By the beginning of the 90s at the latest, the world began to notice Riccardi and his co-workers. Thrust by aid transports and work on simple development projects into the turmoil of the Mozambique war, they became mediators in the negotiations that resulted in a peace agreement ending a civil war that had lasted over one and a half decades. After more than two years of talks – conducted mainly at the seat of the Community, the old Sant’Egidio monastery in Rome’s Trastevere district – the signing of the peace treaty on 4 October 1992 between the government in Maputo and the Renamo guerrillas became possible after Riccardi and other lay Catholic members were able to establish a basis of mutual trust between the belligerents. In recognition of this achievement the then UN Secretary-General Boutros-Ghali coined a phrase – the “Italian Formula” – in its way a unique mix of government and non-government activities in a mission to foster peace.
Their active involvement being thus reinforced, Riccardi and the Community of Sant’Egidio have since endeavoured to mediate “off the main diplomatic highways” in a number of the world’s trouble spots – in Algeria and Burundi, in Guatemala and the Congo, in Uganda and Kosovo and numerous other crisis regions. “That Israeli government officials and Palestinian representatives meet under Sant’Egidio’s roof has almost become routine, likewise the candid dialogue between representatives of the factions attacking each other in Lebanon. But at least as detailed as the panel discussions are the many behind-the-scenes talks, whose fruits may not be visible for some years.” (Frankfurter Allgemeine Zeitung, 20 November 2008)

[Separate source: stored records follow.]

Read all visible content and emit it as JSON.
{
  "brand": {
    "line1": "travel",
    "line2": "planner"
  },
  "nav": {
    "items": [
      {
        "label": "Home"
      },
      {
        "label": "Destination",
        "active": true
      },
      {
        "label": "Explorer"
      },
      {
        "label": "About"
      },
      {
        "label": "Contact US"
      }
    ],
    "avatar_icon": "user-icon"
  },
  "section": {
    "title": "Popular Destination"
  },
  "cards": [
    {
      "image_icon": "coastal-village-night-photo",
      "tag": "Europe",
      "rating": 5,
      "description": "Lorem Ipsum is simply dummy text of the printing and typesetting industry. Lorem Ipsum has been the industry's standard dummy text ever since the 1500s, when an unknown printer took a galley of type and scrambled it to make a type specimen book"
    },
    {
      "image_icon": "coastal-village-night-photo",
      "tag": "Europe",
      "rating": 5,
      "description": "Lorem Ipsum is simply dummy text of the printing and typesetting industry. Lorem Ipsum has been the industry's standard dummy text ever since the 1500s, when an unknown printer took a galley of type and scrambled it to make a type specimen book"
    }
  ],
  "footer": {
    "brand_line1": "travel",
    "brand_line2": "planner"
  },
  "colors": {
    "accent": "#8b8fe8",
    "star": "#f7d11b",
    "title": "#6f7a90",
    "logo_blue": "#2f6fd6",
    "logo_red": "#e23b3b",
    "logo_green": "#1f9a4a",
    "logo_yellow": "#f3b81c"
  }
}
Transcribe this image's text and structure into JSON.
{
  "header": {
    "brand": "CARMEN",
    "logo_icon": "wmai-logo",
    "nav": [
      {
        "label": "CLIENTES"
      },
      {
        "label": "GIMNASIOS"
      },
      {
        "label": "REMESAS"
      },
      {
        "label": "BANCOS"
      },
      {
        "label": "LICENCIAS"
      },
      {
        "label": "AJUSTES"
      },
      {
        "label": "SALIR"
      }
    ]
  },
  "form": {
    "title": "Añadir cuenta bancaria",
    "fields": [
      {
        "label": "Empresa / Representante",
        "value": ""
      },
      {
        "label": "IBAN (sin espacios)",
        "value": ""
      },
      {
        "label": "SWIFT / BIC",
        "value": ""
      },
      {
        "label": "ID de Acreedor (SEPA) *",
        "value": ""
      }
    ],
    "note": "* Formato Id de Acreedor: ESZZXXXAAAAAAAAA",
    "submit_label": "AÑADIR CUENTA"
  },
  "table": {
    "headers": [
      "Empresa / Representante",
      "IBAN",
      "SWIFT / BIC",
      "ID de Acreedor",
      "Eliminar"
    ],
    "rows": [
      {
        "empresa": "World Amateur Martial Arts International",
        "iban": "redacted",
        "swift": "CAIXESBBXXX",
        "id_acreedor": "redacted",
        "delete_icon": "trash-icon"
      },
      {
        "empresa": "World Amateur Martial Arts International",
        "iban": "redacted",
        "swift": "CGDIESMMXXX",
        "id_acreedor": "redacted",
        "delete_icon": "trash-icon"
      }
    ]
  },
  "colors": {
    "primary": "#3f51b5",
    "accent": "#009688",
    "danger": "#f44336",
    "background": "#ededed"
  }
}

The activities of the “United Nations in Trastevere” (as the Community is sometimes called) on behalf of a worldwide abolition of the death penalty are also internationally recognized, as are the yearly “Meetings of Prayer for Peace” organized by Sant’Egidio. Inspired by the interreligious prayer gathering at Assisi initiated in 1986 by Pope John Paul II, the lay Catholics annually invite senior representatives of the world’s religions, numerous political leaders as well as the general public to join together in peace days and prayer days in order, as Riccardi puts it, to “say in various languages and cultures that only through dialogue and open discussion with others is it possible to build up an authentic culture of life together, which is so vital for every society of today”.
For their active commitment to peace and their enduring contribution to the interreligious and intercultural dialogue, Sant’Egidio and Andrea Riccardi have received many honours, including the World Methodist Peace Prize (1997) and UNESCO’s Mahatma Gandhi silver medallion (1999). Four years later the renowned newsmagazine “Time” called the Italian a “European hero”.
The Board of Directors of the Society for the Conferring of the International Charlemagne Prize of Aachen honours in the person of Prof. Dr. Andrea Riccardi a great European who in the best sense of loving and helping one’s neighbour places himself in the service of his fellow human beings, who with passionate dedication acts in the cause of understanding beyond all boundaries of creeds and nations, and who with the Community of Sant’Egidio renders a significant contribution to a more peaceful and just world. In his work of some 40 years, Andrea Riccardi has thus set an outstanding example of the European values of peace, solidarity and human dignity and, based thereon, active civic involvement for a better world.
“Aachen in the heart of Europe, rich in history and always a hub of encounter, will be the capital of peace and the symbol of the old and new European reality: dialogue, not confrontation.” This guiding thought, formulated by Andrea Riccardi for the International Meeting of Prayer and Peace held in Aachen in 2003, is also to be the theme of the awarding of the Charlemagne Prize in 2009.